  35. T. B. Jones, “Basic theory of dielectrophoresis and electrorotation,” IEEE Engineering in Medicine and Biology Magazine, vol. 22, no. 6, pp. 33–42, 2003. View at: Publisher Site | Google Scholar
  36. C.-T. Ho, R. Z. Lin, W. Y. Chang, H. Y. Chang, and C. H. Liu, “Rapid heterogeneous liver-cell on-chip patterning via the enhanced field-induced dielectrophoresis trap,” Lab on a Chip, vol. 6, no. 6, pp. 724–734, 2006. View at: Publisher Site | Google Scholar
  37. B. H. Lapizco-Encinas and M. Rito-Palomares, “Dielectrophoresis for the manipulation of nanobioparticles,” Electrophoresis, vol. 28, no. 24, pp. 4521–4538, 2007. View at: Publisher Site | Google Scholar
  38. Y.-H. Lin and G.-B. Lee, “Optically induced flow cytometry for continuous microparticle counting and sorting,” Biosensors and Bioelectronics, vol. 24, no. 4, pp. 572–578, 2008. View at: Publisher Site | Google Scholar
  39. J. K. Valley, S. Neale, H. Y. Hsu, A. T. Ohta, A. Jamshidi, and M. C. Wu, “Parallel single-cell light-induced electroporation and dielectrophoretic manipulation,” Lab on a Chip, vol. 9, no. 12, pp. 1714–1720, 2009. View at: Publisher Site | Google Scholar

Copyright © 2011 Shih-Mo Yang et al. This is an open access article distributed under the Creative Commons Attribution License, which permits unrestricted use, distribution, and reproduction in any medium, provided the original work is properly cited.

More related articles

1692 Views | 821 Downloads | 4 Citations
 PDF Download Citation Citation
 Download other formatsMore
 Order printed copiesOrder

Related articles

We are committed to sharing findings related to COVID-19 as quickly as possible.
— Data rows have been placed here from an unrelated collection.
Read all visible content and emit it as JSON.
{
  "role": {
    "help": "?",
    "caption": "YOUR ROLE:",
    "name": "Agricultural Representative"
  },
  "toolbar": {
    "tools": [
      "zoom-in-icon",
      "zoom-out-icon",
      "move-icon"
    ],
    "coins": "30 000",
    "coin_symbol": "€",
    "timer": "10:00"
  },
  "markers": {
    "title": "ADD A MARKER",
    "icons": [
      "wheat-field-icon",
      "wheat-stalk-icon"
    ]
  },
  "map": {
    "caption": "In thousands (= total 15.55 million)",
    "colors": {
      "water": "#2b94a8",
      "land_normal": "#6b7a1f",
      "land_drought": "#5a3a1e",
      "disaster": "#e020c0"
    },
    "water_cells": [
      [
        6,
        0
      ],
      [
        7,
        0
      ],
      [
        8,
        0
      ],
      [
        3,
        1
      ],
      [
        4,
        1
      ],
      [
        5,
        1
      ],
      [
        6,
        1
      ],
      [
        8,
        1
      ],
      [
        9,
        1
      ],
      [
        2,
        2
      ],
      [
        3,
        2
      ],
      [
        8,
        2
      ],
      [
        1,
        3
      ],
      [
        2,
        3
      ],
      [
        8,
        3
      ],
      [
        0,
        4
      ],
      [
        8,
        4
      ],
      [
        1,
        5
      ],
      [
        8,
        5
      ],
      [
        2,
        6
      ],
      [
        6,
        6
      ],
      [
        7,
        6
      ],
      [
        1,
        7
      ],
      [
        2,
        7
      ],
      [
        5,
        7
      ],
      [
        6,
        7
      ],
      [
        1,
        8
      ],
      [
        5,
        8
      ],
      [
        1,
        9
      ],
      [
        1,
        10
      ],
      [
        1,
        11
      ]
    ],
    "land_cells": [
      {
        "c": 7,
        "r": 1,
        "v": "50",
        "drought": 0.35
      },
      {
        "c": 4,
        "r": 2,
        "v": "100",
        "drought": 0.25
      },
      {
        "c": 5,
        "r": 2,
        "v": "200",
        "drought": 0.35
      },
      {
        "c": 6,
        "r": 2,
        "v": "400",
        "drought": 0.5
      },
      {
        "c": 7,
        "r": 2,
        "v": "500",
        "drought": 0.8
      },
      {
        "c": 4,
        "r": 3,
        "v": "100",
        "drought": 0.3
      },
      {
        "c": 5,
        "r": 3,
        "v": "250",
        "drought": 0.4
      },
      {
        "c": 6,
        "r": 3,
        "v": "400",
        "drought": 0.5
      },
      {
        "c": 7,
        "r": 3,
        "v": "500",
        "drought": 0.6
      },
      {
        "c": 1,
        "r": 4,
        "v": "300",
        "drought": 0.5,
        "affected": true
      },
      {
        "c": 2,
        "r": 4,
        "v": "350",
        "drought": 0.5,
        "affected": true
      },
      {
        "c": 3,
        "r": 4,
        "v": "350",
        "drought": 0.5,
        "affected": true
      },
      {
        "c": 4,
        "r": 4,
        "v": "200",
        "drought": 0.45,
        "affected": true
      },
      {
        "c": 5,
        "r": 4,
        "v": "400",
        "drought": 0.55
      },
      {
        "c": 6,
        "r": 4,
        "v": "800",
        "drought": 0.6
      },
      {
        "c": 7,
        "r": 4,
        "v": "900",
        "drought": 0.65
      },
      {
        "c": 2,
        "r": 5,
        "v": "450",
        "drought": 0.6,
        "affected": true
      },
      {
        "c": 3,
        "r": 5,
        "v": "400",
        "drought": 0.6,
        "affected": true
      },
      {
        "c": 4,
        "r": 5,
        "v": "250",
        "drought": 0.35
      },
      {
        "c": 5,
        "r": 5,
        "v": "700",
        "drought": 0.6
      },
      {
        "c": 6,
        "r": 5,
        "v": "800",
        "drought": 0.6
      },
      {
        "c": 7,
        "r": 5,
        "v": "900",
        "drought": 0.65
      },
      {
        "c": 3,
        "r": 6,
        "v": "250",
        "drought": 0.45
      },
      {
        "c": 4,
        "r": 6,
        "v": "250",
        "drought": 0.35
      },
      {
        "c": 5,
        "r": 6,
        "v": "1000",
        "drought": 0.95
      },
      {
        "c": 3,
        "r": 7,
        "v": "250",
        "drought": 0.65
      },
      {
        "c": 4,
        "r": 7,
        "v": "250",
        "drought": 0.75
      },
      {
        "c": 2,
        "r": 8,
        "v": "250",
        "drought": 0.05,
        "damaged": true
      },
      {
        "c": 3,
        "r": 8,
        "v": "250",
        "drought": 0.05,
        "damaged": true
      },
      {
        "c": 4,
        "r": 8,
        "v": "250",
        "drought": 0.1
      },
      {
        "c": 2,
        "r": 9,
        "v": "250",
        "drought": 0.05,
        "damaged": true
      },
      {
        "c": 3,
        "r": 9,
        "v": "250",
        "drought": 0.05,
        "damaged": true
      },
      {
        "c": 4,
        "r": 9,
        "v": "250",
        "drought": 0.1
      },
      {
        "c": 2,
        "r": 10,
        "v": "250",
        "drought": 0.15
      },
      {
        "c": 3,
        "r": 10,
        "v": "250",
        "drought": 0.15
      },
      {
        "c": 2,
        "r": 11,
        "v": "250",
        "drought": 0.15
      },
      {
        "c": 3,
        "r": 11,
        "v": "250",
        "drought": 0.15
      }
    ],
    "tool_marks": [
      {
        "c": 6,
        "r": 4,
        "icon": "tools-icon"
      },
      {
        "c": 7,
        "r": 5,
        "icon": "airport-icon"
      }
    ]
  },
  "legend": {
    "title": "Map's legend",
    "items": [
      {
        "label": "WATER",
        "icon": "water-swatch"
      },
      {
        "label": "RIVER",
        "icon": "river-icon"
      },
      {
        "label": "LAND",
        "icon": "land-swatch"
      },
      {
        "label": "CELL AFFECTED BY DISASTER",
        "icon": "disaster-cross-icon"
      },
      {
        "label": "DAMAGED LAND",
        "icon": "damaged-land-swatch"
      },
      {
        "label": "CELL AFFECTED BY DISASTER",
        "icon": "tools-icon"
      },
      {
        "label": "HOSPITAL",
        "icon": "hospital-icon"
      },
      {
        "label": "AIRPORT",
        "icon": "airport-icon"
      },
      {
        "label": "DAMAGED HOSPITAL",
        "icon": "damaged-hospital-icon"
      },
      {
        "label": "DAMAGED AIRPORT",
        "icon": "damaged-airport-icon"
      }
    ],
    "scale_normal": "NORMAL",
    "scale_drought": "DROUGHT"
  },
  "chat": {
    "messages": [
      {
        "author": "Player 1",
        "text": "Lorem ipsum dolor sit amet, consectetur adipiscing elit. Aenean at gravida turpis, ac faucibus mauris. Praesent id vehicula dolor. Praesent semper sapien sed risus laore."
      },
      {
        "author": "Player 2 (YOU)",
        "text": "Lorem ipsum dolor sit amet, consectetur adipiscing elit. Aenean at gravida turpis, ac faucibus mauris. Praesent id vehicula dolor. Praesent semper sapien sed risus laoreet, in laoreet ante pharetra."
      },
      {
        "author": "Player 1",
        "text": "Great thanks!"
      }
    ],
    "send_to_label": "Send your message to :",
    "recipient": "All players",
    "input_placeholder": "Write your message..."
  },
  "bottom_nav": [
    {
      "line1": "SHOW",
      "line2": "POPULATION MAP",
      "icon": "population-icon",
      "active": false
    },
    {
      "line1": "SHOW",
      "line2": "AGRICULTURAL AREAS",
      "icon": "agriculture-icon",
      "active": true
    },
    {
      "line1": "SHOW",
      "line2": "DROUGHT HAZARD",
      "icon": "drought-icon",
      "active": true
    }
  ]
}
We will be providing unlimited waivers of publication charges for accepted research articles as well as case reports and case series related to COVID-19. Review articles are excluded from this waiver policy. Sign up here as a reviewer to help fast-track new submissions.